Because antibiotics are used widely to treat both minor and serious infections caused by staph and other bacteria, some strains of bacteria have become resistant to common antibiotics. New medications and forms of treatment will be important in the future, and scientists are working to develop a Staphylococcus aureus vaccine that might help people with weakened immune systems resist staph infection.
How Long Does Infection Last?
Minor skin infections caused by staph bacteria usually clear up within a week, whereas more serious widespread illnesses may take several weeks to more than a month to get better.
* lymph (LIMF) nodes are small, bean-shaped masses of tissue that contain immune system cells that fight harmful microorganisms. Lymph nodes may swell during infections.
* abscesses (AB-seh-sez) are localized or walled off accumulations of pus caused by infection that can occur anywhere within the body.
* catheter (KAH-thuh-ter) is a small plastic tube placed through a body opening into an organ (such as the bladder) or through the skin directly into a blood vessel. It is used to give fluids to or drain fluids from a person.
* colonized means that a group of organisms, particularly bacteria, are living on or inside the body without causing symptoms of infection.

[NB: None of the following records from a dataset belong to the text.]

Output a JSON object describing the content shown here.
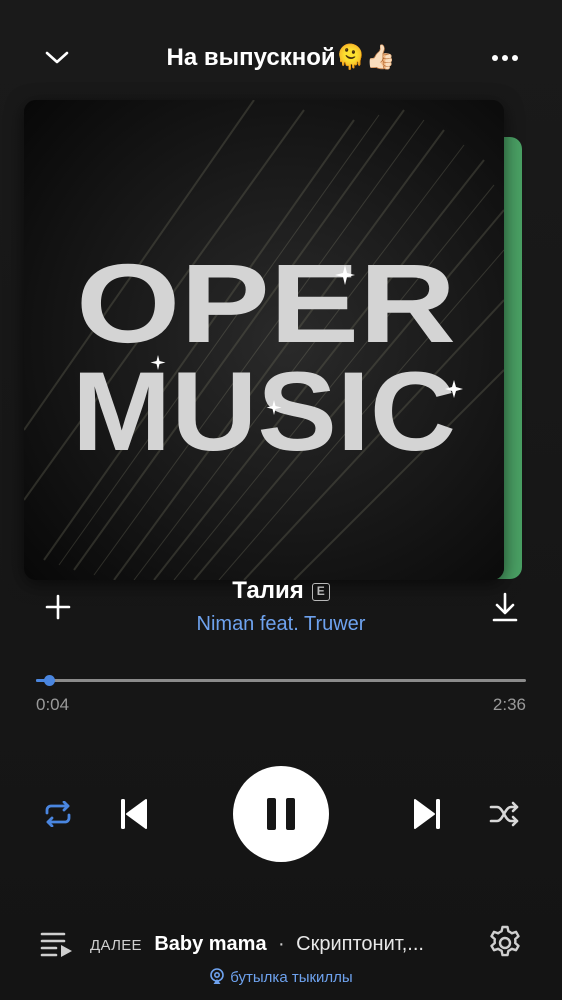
{
  "header": {
    "playlist_title": "На выпускной",
    "title_emoji": "🫠👍🏻",
    "collapse_icon": "chevron-down-icon",
    "more_icon": "more-horizontal-icon"
  },
  "artwork": {
    "line1": "OPER",
    "line2": "MUSIC",
    "next_card_color": "#4aa064"
  },
  "track": {
    "title": "Талия",
    "explicit_badge": "E",
    "artist": "Niman feat. Truwer",
    "add_icon": "plus-icon",
    "download_icon": "download-icon"
  },
  "playback": {
    "current_time": "0:04",
    "total_time": "2:36",
    "progress_fraction": 0.026,
    "accent_color": "#4a86e0"
  },
  "controls": {
    "repeat_icon": "repeat-icon",
    "previous_icon": "skip-previous-icon",
    "pause_icon": "pause-icon",
    "next_icon": "skip-next-icon",
    "shuffle_icon": "shuffle-icon"
  },
  "queue": {
    "next_label": "ДАЛЕЕ",
    "next_song": "Baby mama",
    "separator": "·",
    "next_artist": "Скриптонит,...",
    "queue_icon": "queue-icon",
    "settings_icon": "gear-icon"
  },
  "device": {
    "name": "бутылка тыкиллы",
    "icon": "airplay-icon"
  }
}
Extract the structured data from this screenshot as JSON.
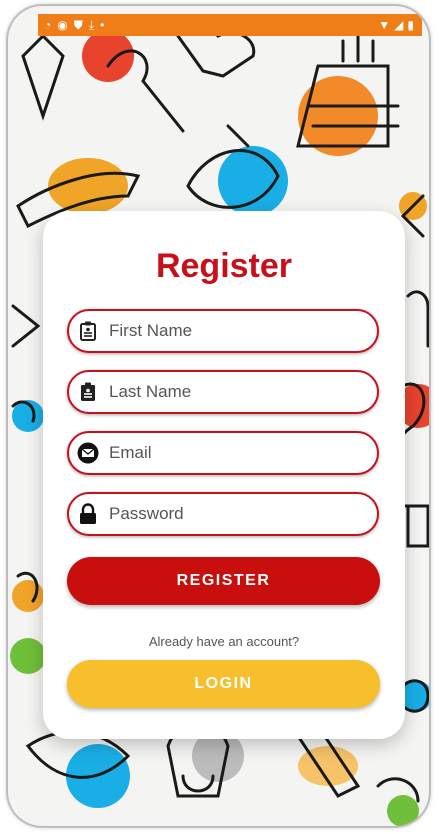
{
  "status_bar": {
    "icons": [
      "notification-icon",
      "vpn-icon",
      "shield-icon",
      "download-icon",
      "dot-icon",
      "wifi-icon",
      "signal-icon",
      "battery-icon"
    ]
  },
  "form": {
    "title": "Register",
    "first_name_placeholder": "First Name",
    "last_name_placeholder": "Last Name",
    "email_placeholder": "Email",
    "password_placeholder": "Password",
    "register_label": "REGISTER",
    "already_text": "Already have an account?",
    "login_label": "LOGIN"
  },
  "colors": {
    "accent_red": "#c8101a",
    "login_yellow": "#f7bf2c",
    "status_orange": "#f07e18"
  }
}
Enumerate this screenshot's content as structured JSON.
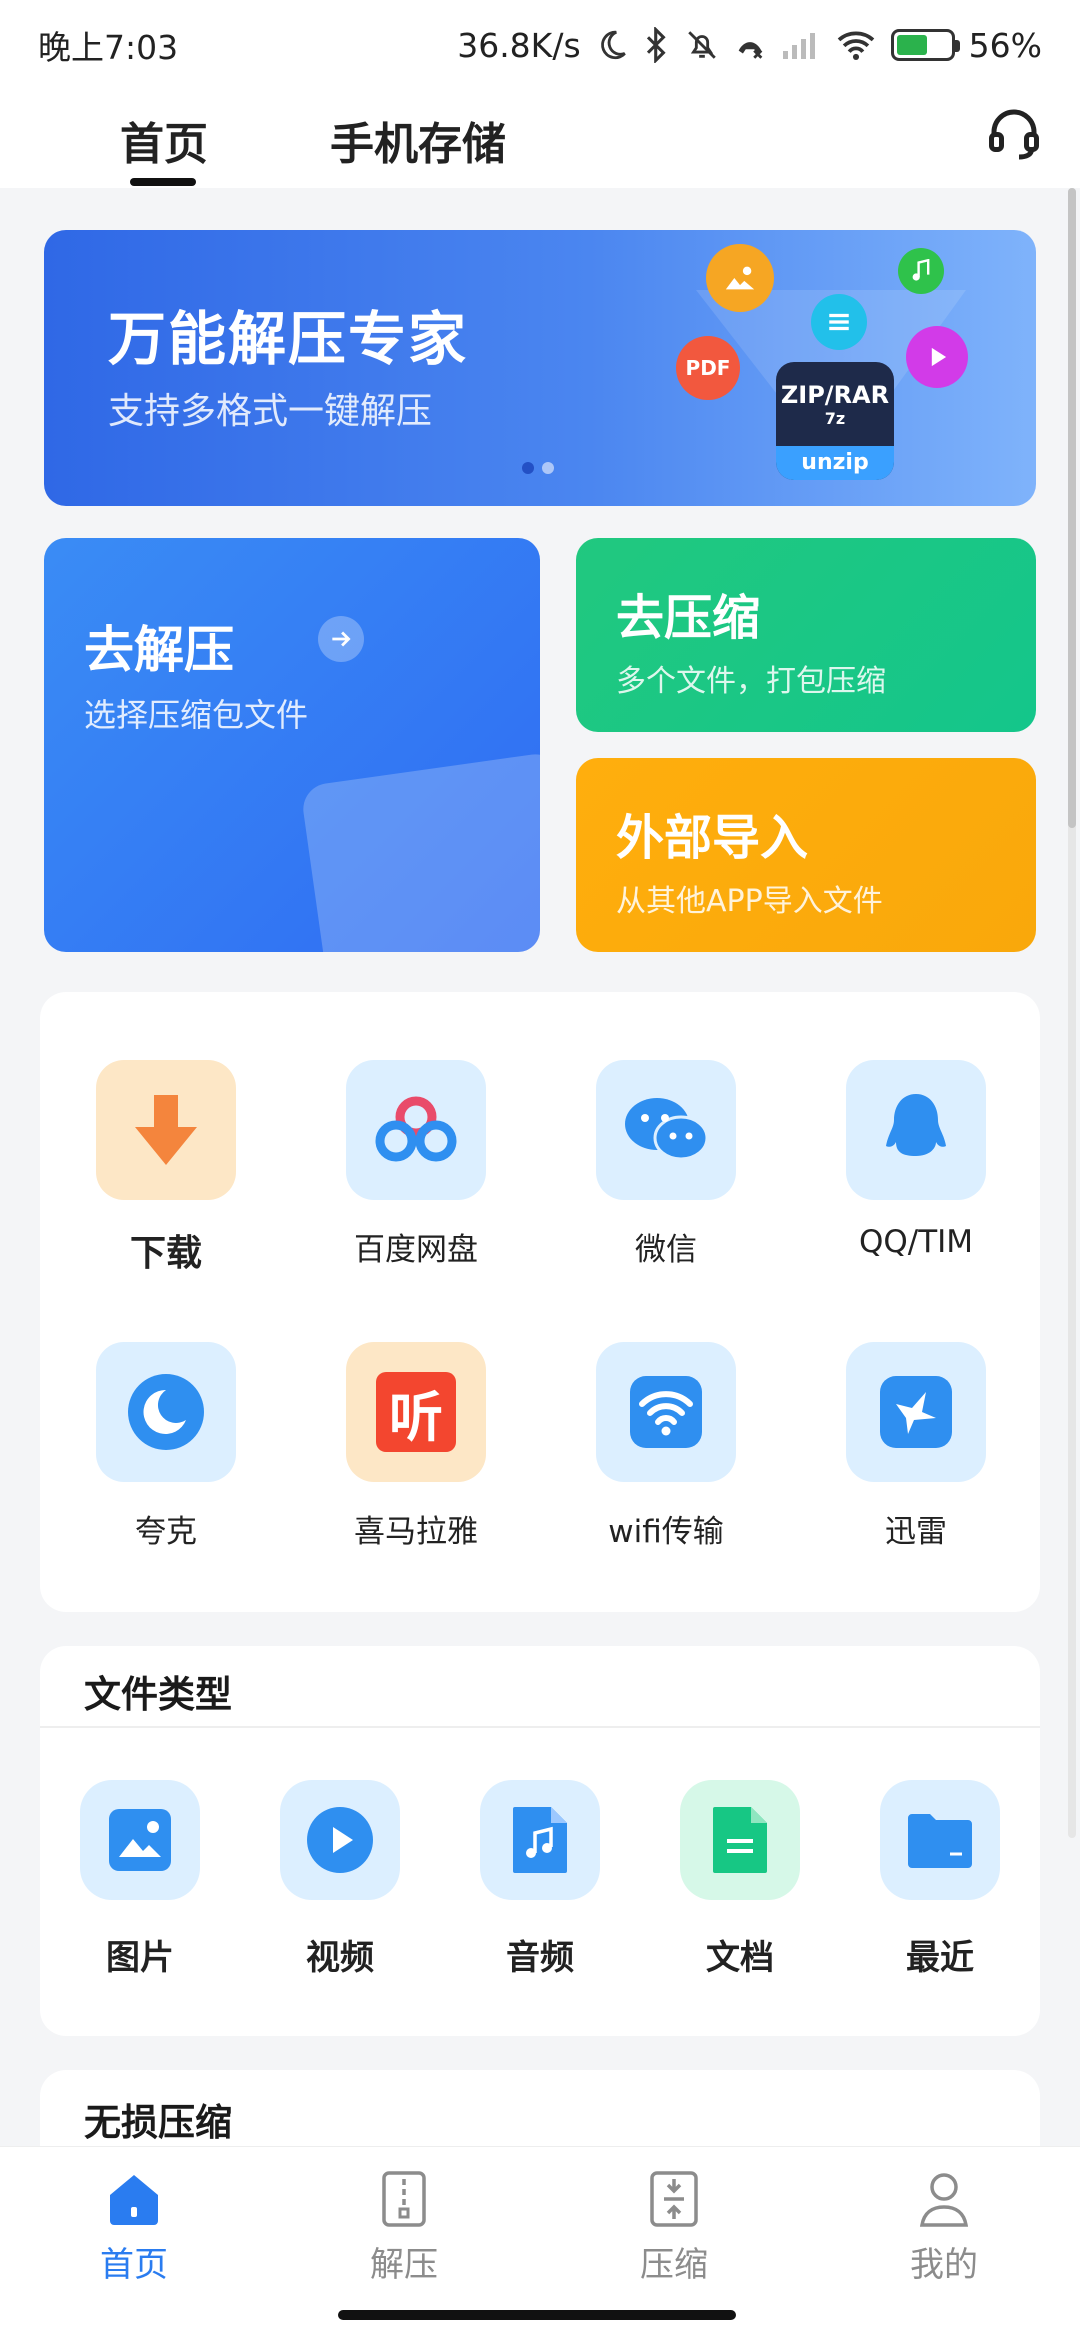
{
  "status_bar": {
    "time": "晚上7:03",
    "speed": "36.8K/s",
    "battery": "56%"
  },
  "top_nav": {
    "tabs": [
      {
        "label": "首页",
        "active": true
      },
      {
        "label": "手机存储",
        "active": false
      }
    ],
    "support_icon": "headset-icon"
  },
  "banner": {
    "title": "万能解压专家",
    "subtitle": "支持多格式一键解压",
    "zip_label": "ZIP/RAR",
    "seven_z": "7z",
    "unzip": "unzip",
    "pdf_label": "PDF",
    "page_count": 2,
    "active_page": 1
  },
  "actions": {
    "decompress": {
      "title": "去解压",
      "subtitle": "选择压缩包文件"
    },
    "compress": {
      "title": "去压缩",
      "subtitle": "多个文件，打包压缩"
    },
    "import": {
      "title": "外部导入",
      "subtitle": "从其他APP导入文件"
    }
  },
  "sources": [
    {
      "label": "下载",
      "icon": "download-icon"
    },
    {
      "label": "百度网盘",
      "icon": "baidu-netdisk-icon"
    },
    {
      "label": "微信",
      "icon": "wechat-icon"
    },
    {
      "label": "QQ/TIM",
      "icon": "qq-icon"
    },
    {
      "label": "夸克",
      "icon": "quark-icon"
    },
    {
      "label": "喜马拉雅",
      "icon": "ximalaya-icon"
    },
    {
      "label": "wifi传输",
      "icon": "wifi-transfer-icon"
    },
    {
      "label": "迅雷",
      "icon": "xunlei-icon"
    }
  ],
  "ximalaya_glyph": "听",
  "file_types": {
    "header": "文件类型",
    "items": [
      {
        "label": "图片",
        "icon": "image-icon"
      },
      {
        "label": "视频",
        "icon": "video-icon"
      },
      {
        "label": "音频",
        "icon": "audio-icon"
      },
      {
        "label": "文档",
        "icon": "document-icon"
      },
      {
        "label": "最近",
        "icon": "recent-folder-icon"
      }
    ]
  },
  "lossless": {
    "header": "无损压缩"
  },
  "bottom_nav": [
    {
      "label": "首页",
      "icon": "home-icon",
      "active": true
    },
    {
      "label": "解压",
      "icon": "decompress-icon",
      "active": false
    },
    {
      "label": "压缩",
      "icon": "compress-icon",
      "active": false
    },
    {
      "label": "我的",
      "icon": "profile-icon",
      "active": false
    }
  ],
  "colors": {
    "primary": "#2a7cf0",
    "compress_green": "#17c784",
    "import_orange": "#fbab0c"
  }
}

* culture (KUL-chur) is a test in which a sample of fluid or tissue from the body is placed in a dish containing material that supports the growth of certain organisms. Typically, within days the organisms will grow and can be identified.
What Are the Complications of Staph Infection?
Minor staph skin infections rarely result in complications, but some can produce more widespread infection, such as sepsis, a serious systemic infection caused by bacteria invading the bloodstream. TSS can lead to shock * , organ failure, and death. Scalded skin syndrome can give rise to other infections, dehydration, and sepsis. Osteomyelitis can cause permanent bone damage and may require surgical treatment.
Can Staph Infections Be Prevented?
There are several ways to help prevent the spread of staph infections:
- washing hands before eating and after using the toilet, or touching the nose
- washing any cuts, scrapes, or open sores
- keeping wounds covered with a clean bandage
Food poisoning can be prevented by washing hands before food preparation, storing food properly before cooking, cooking food to the appropriate temperatures, using clean utensils and dishes, and refrigerating or freezing food as soon as possible after cooking. To lessen the risk of TSS, women are advised to use less-absorbent tampons, to change them frequently, and not to use only tampons during a menstrual period, or to avoid tampons altogether.
* shock is a serious condition in which blood pressure is very low and not enough blood flows to the body's organs and tissues. Untreated, shock may result in death.
U.S. Centers for Disease Control and Prevention (CDC), 1600 Clifton
Road, Atlanta, GA 30333. The CDC provides information about infections
such as staph, how often they occur, and how to prevent them.
taking the 1st 2 antibiotics. I ended up in tbe ER after 8 weeks of pain, swelling, redness, stiffness, and suffering! I then was prescribed Keflex in the ER for 10 days, 3x a day. Im finished my meds, and its NOT gone away yet! I still have it on my shin to my foot, glassy, yellowish, tight stretched feeling, and red dots scattered around, still reddish slightly around the whole lower leg also, still pain in my foot, toes, ankle and calf when i walk too. Dr did not give me anymore meds at my follow up, HELP! Do i need more meds to get rid of this thing completely?? Or will it go away on its own now after taking the round of antibiotics? Its awful and i really want it gone!! Going back to another primary for 2nd opinion in a few days. I need answers! This is so frustrating!